The Internal Investigation team of Malcolm Fox, Tony Kaye and Joe Naysmith have been investigation Fife based detective Paul Carter for corruption. They need to complete their investigation by finding out if his fellow officers have been covering up for him. But the staff at Kirkcaldy police station are being less than helpful in allowing the complaints team to conduct interviews. So Fox goes to see Carter’s uncle – Alan, a retired police officer who made the original complaint.
Not long after this, Alan Carter is murdered. Paul Carter is the most obvious suspect, but Fox takes an interest in a private investigation that Alan Carter was carrying out. In the 1980s, a politically radical lawyer – Francis Vernal was found dead. The death was deemed suicide even though there was fairly clear evidence of murder.
Fox begins his own investigation into Carter’s death and its possible links to the politically charged 1980s when some groups were prepared to resort to terrorism to achieve Scottish independence. In particular, he would like to find out what became of some of the key players in some of the more radical political groups who vanished shortly after the murder of Francis Vernal.

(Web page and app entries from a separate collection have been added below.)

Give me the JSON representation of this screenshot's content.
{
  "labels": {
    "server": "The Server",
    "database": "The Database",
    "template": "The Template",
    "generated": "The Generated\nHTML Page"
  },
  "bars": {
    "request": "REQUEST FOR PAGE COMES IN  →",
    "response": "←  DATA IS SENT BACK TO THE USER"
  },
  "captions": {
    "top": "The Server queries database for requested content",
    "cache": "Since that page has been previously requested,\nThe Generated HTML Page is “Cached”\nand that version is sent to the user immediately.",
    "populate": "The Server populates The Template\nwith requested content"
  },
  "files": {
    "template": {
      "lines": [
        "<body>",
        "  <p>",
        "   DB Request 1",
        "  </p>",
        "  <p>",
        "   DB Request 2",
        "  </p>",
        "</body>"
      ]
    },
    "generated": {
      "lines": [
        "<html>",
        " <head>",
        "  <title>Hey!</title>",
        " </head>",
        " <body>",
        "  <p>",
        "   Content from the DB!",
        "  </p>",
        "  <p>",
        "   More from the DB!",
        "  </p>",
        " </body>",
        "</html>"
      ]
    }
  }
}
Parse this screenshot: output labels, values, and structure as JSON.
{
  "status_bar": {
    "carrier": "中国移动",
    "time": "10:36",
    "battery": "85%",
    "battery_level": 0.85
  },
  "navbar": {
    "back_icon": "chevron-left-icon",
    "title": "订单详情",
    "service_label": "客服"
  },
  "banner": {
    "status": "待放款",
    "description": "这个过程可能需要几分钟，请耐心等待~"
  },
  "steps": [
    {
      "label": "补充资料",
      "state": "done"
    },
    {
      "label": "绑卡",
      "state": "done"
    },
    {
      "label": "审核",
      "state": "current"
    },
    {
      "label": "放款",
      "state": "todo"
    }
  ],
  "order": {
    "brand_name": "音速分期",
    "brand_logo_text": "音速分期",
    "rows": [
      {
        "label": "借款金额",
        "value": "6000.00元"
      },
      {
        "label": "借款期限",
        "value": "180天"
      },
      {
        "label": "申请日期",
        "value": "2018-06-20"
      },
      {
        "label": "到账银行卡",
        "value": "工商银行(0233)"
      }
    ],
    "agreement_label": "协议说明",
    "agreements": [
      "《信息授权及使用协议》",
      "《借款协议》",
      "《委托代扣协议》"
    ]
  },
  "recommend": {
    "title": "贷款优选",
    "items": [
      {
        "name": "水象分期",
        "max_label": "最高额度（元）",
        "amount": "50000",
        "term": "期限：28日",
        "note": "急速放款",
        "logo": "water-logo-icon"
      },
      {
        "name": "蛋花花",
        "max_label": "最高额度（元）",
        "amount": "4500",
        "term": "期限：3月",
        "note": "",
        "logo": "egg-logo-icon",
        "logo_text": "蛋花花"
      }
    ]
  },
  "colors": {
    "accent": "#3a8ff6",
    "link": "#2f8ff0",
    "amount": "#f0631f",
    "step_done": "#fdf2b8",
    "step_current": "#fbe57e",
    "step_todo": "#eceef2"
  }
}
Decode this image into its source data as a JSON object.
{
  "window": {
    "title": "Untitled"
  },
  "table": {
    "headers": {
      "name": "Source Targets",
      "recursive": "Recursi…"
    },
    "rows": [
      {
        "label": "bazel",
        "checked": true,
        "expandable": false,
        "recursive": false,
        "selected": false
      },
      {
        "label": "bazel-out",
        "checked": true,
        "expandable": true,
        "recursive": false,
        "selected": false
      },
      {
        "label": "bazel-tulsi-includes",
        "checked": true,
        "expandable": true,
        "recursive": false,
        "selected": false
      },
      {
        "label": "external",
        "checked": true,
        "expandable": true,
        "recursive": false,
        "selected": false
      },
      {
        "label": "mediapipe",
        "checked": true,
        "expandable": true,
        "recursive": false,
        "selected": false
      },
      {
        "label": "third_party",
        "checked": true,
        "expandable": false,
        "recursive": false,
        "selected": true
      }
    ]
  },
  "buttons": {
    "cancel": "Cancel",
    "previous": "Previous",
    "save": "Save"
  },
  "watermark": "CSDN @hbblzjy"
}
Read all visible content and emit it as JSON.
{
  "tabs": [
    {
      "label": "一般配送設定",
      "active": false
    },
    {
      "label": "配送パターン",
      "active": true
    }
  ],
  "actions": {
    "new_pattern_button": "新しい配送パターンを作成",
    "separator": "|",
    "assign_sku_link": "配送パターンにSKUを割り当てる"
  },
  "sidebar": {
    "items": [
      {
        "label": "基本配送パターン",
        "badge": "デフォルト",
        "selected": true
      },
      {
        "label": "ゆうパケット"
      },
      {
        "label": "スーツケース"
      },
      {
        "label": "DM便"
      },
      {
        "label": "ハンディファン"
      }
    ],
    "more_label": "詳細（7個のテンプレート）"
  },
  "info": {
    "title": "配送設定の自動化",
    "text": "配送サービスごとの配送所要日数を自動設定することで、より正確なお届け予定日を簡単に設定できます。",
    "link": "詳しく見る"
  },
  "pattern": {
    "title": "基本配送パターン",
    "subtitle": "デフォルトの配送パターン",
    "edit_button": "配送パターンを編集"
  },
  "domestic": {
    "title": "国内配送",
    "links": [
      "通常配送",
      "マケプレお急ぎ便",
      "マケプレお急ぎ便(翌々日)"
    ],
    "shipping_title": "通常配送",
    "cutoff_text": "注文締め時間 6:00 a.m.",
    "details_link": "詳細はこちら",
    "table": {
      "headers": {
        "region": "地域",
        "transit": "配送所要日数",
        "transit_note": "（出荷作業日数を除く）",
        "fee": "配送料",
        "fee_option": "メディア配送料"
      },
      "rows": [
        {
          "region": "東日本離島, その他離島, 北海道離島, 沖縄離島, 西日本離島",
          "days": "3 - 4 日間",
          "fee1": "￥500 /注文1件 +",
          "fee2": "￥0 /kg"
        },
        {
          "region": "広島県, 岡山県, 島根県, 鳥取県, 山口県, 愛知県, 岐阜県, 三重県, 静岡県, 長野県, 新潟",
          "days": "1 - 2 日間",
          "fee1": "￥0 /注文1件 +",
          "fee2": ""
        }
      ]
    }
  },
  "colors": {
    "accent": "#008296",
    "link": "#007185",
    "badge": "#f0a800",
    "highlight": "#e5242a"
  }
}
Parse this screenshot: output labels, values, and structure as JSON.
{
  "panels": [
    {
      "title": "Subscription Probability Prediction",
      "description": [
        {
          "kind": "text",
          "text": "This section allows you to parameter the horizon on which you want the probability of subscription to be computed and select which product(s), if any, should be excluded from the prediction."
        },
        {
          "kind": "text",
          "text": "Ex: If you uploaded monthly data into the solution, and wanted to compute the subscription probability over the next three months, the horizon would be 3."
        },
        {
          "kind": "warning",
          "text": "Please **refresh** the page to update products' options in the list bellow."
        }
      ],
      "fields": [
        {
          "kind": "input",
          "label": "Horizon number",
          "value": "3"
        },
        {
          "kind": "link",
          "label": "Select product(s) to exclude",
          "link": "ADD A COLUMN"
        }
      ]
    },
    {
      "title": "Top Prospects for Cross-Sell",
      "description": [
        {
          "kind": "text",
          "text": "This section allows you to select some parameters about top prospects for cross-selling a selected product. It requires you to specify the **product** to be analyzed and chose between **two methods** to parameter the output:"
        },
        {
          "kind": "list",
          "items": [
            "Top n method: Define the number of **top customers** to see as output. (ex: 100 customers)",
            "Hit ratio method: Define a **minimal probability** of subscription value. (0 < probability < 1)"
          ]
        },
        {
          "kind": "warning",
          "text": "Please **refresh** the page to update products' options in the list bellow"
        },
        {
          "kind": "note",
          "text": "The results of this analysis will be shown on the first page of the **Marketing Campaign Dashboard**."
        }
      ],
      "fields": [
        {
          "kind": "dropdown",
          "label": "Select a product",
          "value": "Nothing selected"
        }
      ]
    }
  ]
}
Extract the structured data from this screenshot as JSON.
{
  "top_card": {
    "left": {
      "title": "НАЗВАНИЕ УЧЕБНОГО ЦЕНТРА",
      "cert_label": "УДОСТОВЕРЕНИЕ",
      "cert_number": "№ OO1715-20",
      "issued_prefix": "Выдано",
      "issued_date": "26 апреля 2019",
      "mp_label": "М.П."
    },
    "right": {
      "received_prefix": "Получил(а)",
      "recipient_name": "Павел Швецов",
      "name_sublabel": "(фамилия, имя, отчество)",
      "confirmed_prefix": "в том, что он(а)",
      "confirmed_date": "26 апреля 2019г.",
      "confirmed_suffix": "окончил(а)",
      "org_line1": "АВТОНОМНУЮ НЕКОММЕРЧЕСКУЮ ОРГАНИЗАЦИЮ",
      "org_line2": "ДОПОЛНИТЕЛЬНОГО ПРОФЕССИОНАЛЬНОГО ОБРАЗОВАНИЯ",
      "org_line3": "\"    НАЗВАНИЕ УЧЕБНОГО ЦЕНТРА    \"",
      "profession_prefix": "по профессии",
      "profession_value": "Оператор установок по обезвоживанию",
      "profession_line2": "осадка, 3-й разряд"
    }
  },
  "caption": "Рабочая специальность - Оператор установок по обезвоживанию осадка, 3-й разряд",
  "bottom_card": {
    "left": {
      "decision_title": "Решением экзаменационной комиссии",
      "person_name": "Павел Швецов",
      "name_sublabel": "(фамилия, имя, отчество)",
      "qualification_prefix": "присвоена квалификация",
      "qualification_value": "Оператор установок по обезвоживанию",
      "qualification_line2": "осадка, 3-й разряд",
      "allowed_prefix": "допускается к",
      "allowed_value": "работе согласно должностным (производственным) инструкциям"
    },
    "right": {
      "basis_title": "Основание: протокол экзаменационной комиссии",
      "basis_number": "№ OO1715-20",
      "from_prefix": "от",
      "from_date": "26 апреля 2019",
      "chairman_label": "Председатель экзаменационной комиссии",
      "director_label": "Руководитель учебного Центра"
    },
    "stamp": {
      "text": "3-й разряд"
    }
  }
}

What Fox discovers surprises even him as some of the key players have taken on new identities and are now living high profile lives. Cover-ups and corruption have been going on since the 1980s to allow this to happen.
This book also shows us more of Malcolm Fox outside of his job as the dramas with his sister Judy and his elderly father Mitch continue.
While I enjoyed this book, I don’t think it was quite as good as ‘The Complaints’. I’m enjoying some of the characters in this series – particularly Joe Naysmith and Mitch Fox. I’m looking forward to the next in the series – ‘Standing In Another Man’s Grave’ where we see the return of John Rebus (an obvious target of the complaints team).
Book Published 2011